(Records from a data source)
----
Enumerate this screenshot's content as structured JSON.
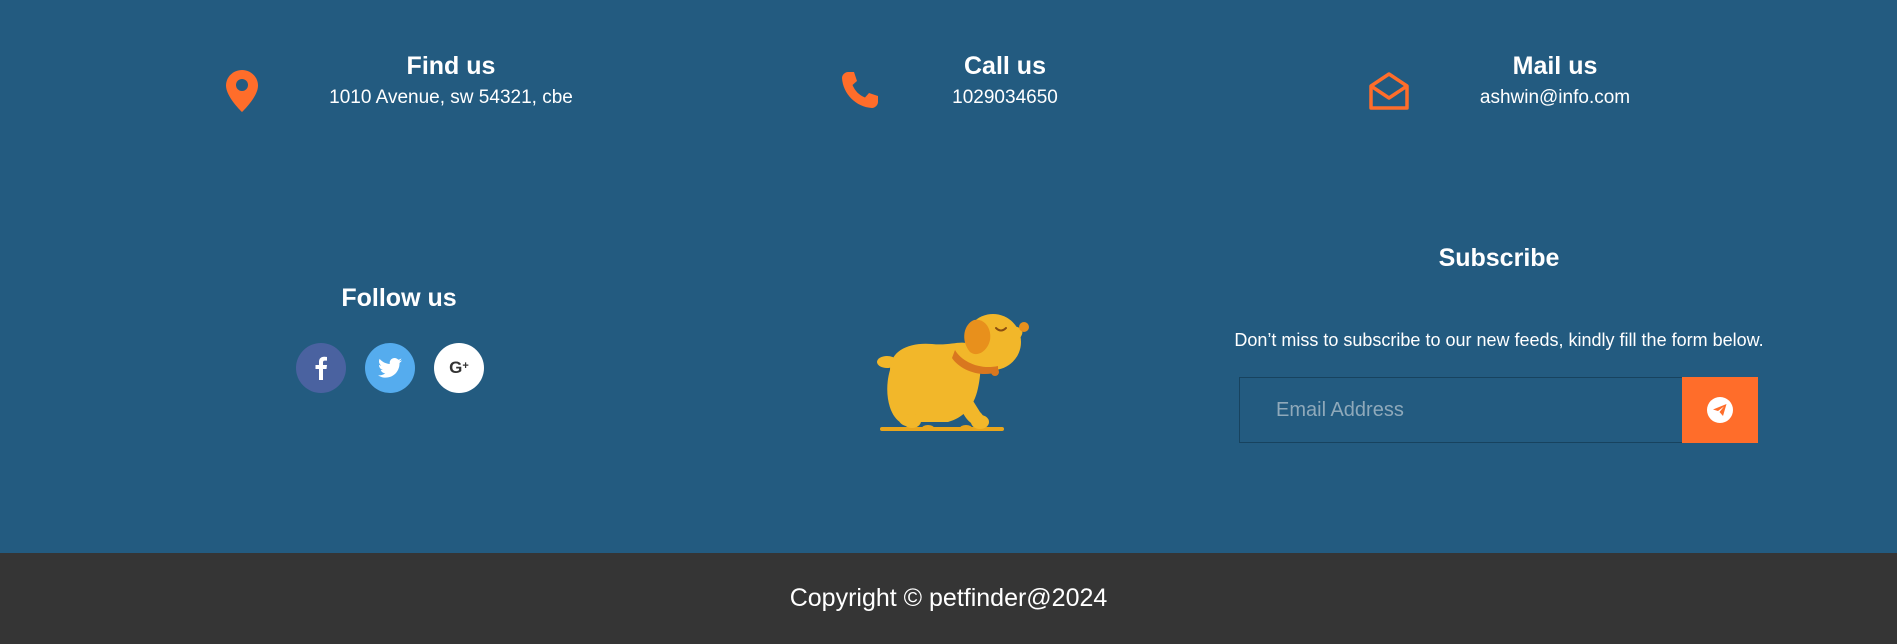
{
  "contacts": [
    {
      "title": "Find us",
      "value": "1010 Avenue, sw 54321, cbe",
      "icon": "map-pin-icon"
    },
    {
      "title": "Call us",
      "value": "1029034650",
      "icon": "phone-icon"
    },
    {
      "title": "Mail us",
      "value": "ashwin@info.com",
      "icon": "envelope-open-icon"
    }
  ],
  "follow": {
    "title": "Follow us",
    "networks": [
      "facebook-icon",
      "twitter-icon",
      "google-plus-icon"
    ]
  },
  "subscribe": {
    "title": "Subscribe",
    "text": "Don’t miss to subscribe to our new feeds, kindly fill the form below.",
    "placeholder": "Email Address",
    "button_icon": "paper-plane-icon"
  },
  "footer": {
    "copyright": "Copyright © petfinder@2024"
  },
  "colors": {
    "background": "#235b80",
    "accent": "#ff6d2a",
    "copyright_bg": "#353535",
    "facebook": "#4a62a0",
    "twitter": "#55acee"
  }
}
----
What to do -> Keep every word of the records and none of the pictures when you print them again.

Solved exercise ->
Enumerate this screenshot's content as structured JSON.
{
  "contacts": [
    {
      "title": "Find us",
      "value": "1010 Avenue, sw 54321, cbe",
      "icon": "map-pin-icon"
    },
    {
      "title": "Call us",
      "value": "1029034650",
      "icon": "phone-icon"
    },
    {
      "title": "Mail us",
      "value": "ashwin@info.com",
      "icon": "envelope-open-icon"
    }
  ],
  "follow": {
    "title": "Follow us",
    "networks": [
      "facebook-icon",
      "twitter-icon",
      "google-plus-icon"
    ]
  },
  "subscribe": {
    "title": "Subscribe",
    "text": "Don’t miss to subscribe to our new feeds, kindly fill the form below.",
    "placeholder": "Email Address",
    "button_icon": "paper-plane-icon"
  },
  "footer": {
    "copyright": "Copyright © petfinder@2024"
  },
  "colors": {
    "background": "#235b80",
    "accent": "#ff6d2a",
    "copyright_bg": "#353535",
    "facebook": "#4a62a0",
    "twitter": "#55acee"
  }
}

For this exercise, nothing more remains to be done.